Before announcing the contest, teachers must establish baseline performance in a 10 to 20 day period for each student in each of their classes class participating in the contest. Establishing a baseline requires multiple writing samples; a single sample won’t work. Having students write individual sentences won’t work either. Students must write at least full paragraphs so teachers can tell what errors students make when they compose.

After baseline performance has been established for each student, teachers can introduce the contest to students.

If the contest rules specify eliminating three serious, habitual errors in the year, then using the writing in which the teacher has flagged the errors from the master list that Josh made, teacher and student together identify that Josh’s three most frequent serious errors. Those three errors become the only errors that affect the writing mechanics aspect of Josh’s grade for the year.

Through the year, each time students write, teachers focus students’ attention on whether they have corrected any instances of the errors on their personal mastery plans before submitting their work. (Note, please, students don’t need to write error-free; they need only to edit their work to eliminate their habitual serious errors.)

This procedure lets diverse groups compete (sixth graders vs. sophomores, for example) without favoring one over the other. Each student is personally responsible for eliminating the same number of habitual serious errors regardless of which particular errors plague the student.

For 10-20 days after the contest end date, do to a post-test by counting the errors in all student work again.

The class that comes closest to reducing the number of errors in their written work to zero is the winner.
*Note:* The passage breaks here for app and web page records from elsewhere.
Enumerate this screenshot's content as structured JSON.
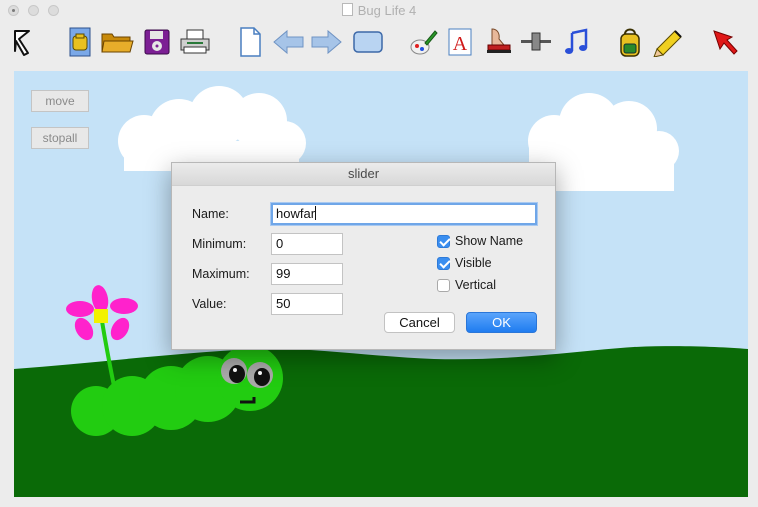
{
  "window": {
    "title": "Bug Life 4"
  },
  "toolbar": {
    "tools": [
      {
        "name": "pointer-icon"
      },
      {
        "name": "new-project-icon"
      },
      {
        "name": "open-folder-icon"
      },
      {
        "name": "save-disk-icon"
      },
      {
        "name": "print-icon"
      },
      {
        "name": "new-page-icon"
      },
      {
        "name": "prev-page-icon"
      },
      {
        "name": "next-page-icon"
      },
      {
        "name": "new-textbox-icon"
      },
      {
        "name": "paint-icon"
      },
      {
        "name": "text-icon"
      },
      {
        "name": "stamp-icon"
      },
      {
        "name": "slider-icon"
      },
      {
        "name": "music-note-icon"
      },
      {
        "name": "backpack-icon"
      },
      {
        "name": "pencil-icon"
      },
      {
        "name": "red-arrow-icon"
      }
    ]
  },
  "canvas": {
    "buttons": {
      "move": "move",
      "stopall": "stopall"
    }
  },
  "dialog": {
    "title": "slider",
    "name_label": "Name:",
    "name_value": "howfar",
    "min_label": "Minimum:",
    "min_value": "0",
    "max_label": "Maximum:",
    "max_value": "99",
    "value_label": "Value:",
    "value_value": "50",
    "show_name": {
      "label": "Show Name",
      "checked": true
    },
    "visible": {
      "label": "Visible",
      "checked": true
    },
    "vertical": {
      "label": "Vertical",
      "checked": false
    },
    "cancel": "Cancel",
    "ok": "OK"
  },
  "colors": {
    "sky": "#c5e2f7",
    "grass": "#0a6a07",
    "bug_body": "#22cc11",
    "accent": "#2a7cf0"
  }
}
Connors, Robert J. and Andrea A. Lunsford. “Frequency of Formal Errors in Current College Writing, or Ma and Pa Kettle Do Research.” *College Composition and Communication* Vol. 39, No. 4 (1988), pp. 395-409. Web. JSTOR. 23 Dec. 2014. Access to the original study is restricted by paywalls but as of 23 Dec. 2014, by selecting *read online free* at JSTOR, teachers could get free [access to it]( for 14-days. The 20 errors are listed in numerous places.

Writing mechanics build feeling of mastery
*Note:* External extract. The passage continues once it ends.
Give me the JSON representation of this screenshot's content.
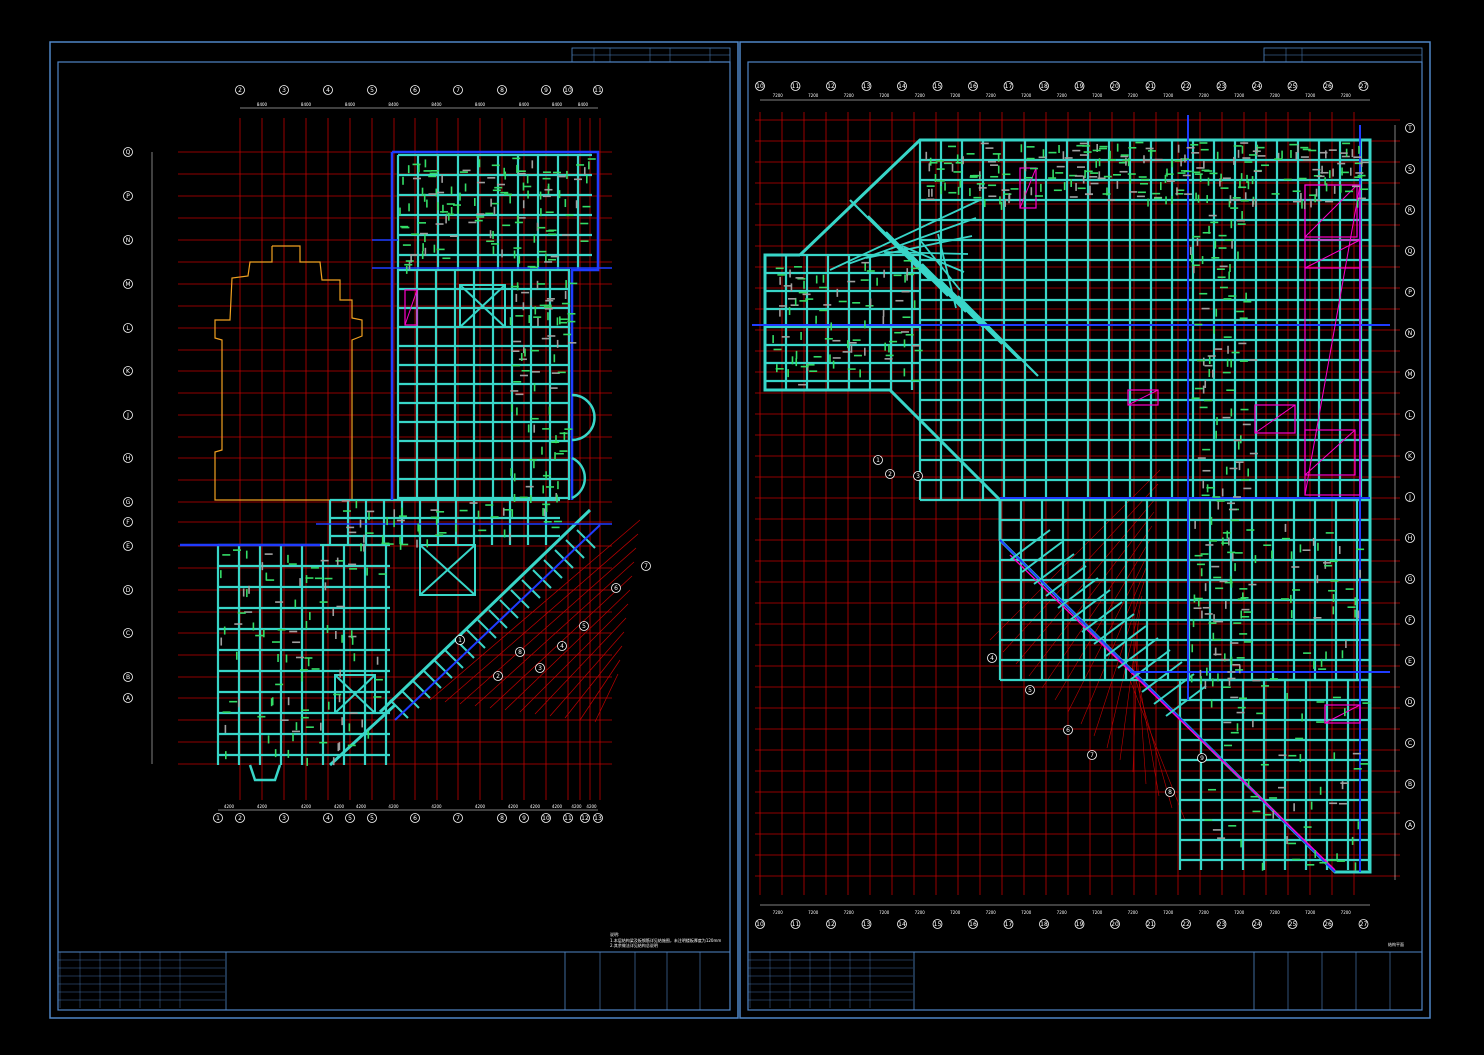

The number of serious mechanical errors most students make routinely is small. Even students who seem to make all sorts of errors can profit from learning to focus on eliminating a handful of them.

Serious mechanical problems often result from misunderstanding some concept that underlies several rules. If they can master one grammar concept, students can often solve several mechanical errors.
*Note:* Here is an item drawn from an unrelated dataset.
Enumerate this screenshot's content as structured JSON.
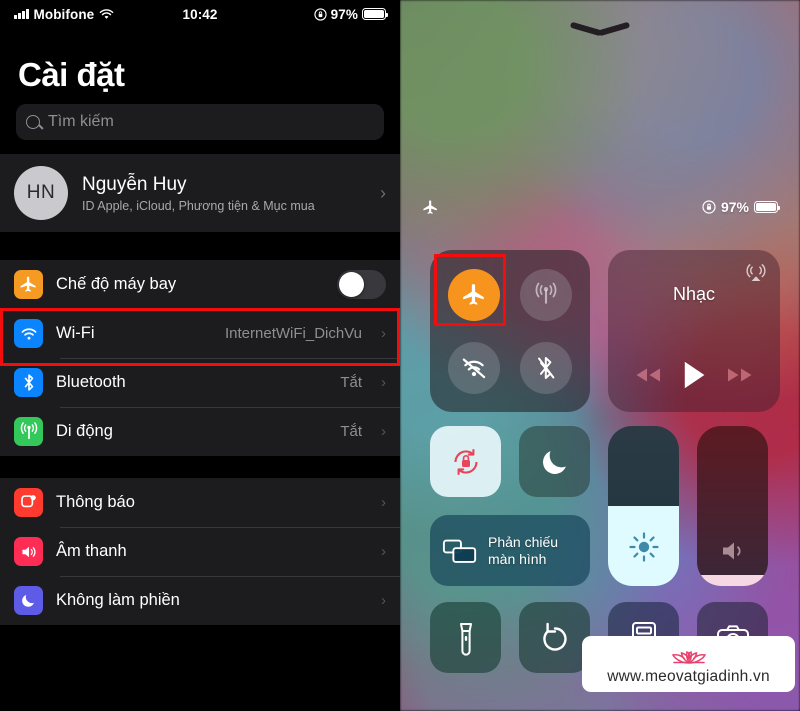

If students can be induced to master a small number of serious errors and to edit their own writing to eliminate those errors, students’ work will appear more polished.

Even when eliminating habitual errors produces only modest improvement to students’ written output, the psychological benefit to students of mastering a few of their routine errors can be immense.

graph of student errors

Instead of requiring students to  master “correct punctuation” or “comma rules,” require students to master between three and five individual rules in a school year.

(For high school and college students, I use Connors and Lunsford‘s classic list of student errors for my master list; younger students may need rules such as “begin each sentence with a capital letter.”)

There’s nothing fuzzy about a rule. Someone who understands a rule can determine whether it was or was not correctly applied.

For example, if you understand the rule that an introductory element before a sentence is set off from the sentence by a comma, you can look at a sentence and tell:

  • Is there an introductory element ahead of the sentence?
  • Is the introductory element  set off from the sentence by a comma?

Because correct use of individual rules is countable, students don’t have to wonder if they are doing better. If the number of times they failed to set of an introductory element with a comma declines from five errors per 400 words to two errors per 400 words, students know they are making progress.

I usually require students to graph their errors. Students who struggle with the mechanical aspects of writing find great satisfaction in seeing the graph of errors tip toward zero.

The post based on material in The Writing Teacher’s ABCs, © 2015 Linda G. Aragoni